Stored entries
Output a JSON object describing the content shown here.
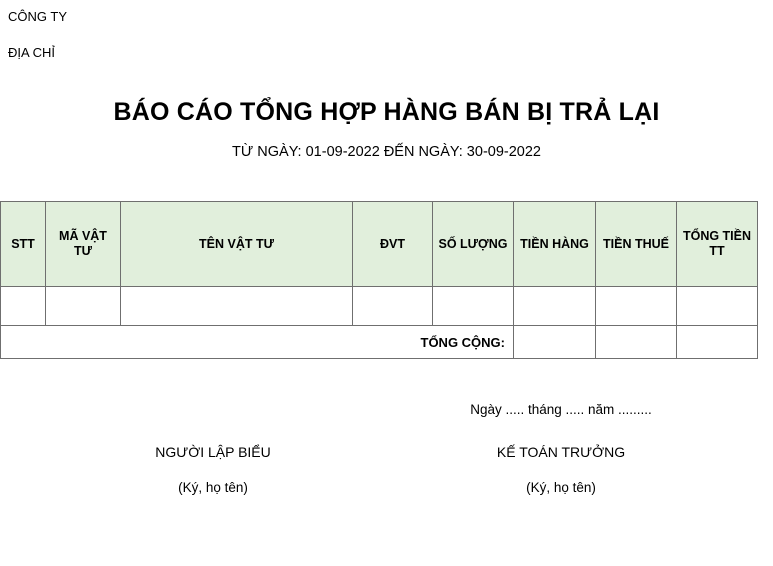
{
  "header": {
    "company_label": "CÔNG TY",
    "address_label": "ĐỊA CHỈ"
  },
  "title": {
    "main": "BÁO CÁO TỔNG HỢP HÀNG BÁN BỊ TRẢ LẠI",
    "period": "TỪ NGÀY: 01-09-2022 ĐẾN NGÀY: 30-09-2022"
  },
  "table": {
    "columns": [
      {
        "key": "stt",
        "label": "STT"
      },
      {
        "key": "ma_vat_tu",
        "label": "MÃ VẬT TƯ"
      },
      {
        "key": "ten_vat_tu",
        "label": "TÊN VẬT TƯ"
      },
      {
        "key": "dvt",
        "label": "ĐVT"
      },
      {
        "key": "so_luong",
        "label": "SỐ LƯỢNG"
      },
      {
        "key": "tien_hang",
        "label": "TIỀN HÀNG"
      },
      {
        "key": "tien_thue",
        "label": "TIỀN THUẾ"
      },
      {
        "key": "tong_tien",
        "label": "TỔNG TIỀN TT"
      }
    ],
    "rows": [
      {
        "stt": "",
        "ma_vat_tu": "",
        "ten_vat_tu": "",
        "dvt": "",
        "so_luong": "",
        "tien_hang": "",
        "tien_thue": "",
        "tong_tien": ""
      }
    ],
    "total_row": {
      "label": "TỔNG CỘNG:",
      "tien_hang": "",
      "tien_thue": "",
      "tong_tien": ""
    },
    "header_background": "#e1efdc",
    "border_color": "#6f6f6f"
  },
  "signatures": {
    "date_line": "Ngày ..... tháng ..... năm .........",
    "left": {
      "role": "NGƯỜI LẬP BIỂU",
      "note": "(Ký, họ tên)"
    },
    "right": {
      "role": "KẾ TOÁN TRƯỞNG",
      "note": "(Ký, họ tên)"
    }
  }
}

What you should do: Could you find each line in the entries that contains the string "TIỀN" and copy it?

Written reply:
        "label": "TIỀN HÀNG"
        "label": "TIỀN THUẾ"
        "label": "TỔNG TIỀN TT"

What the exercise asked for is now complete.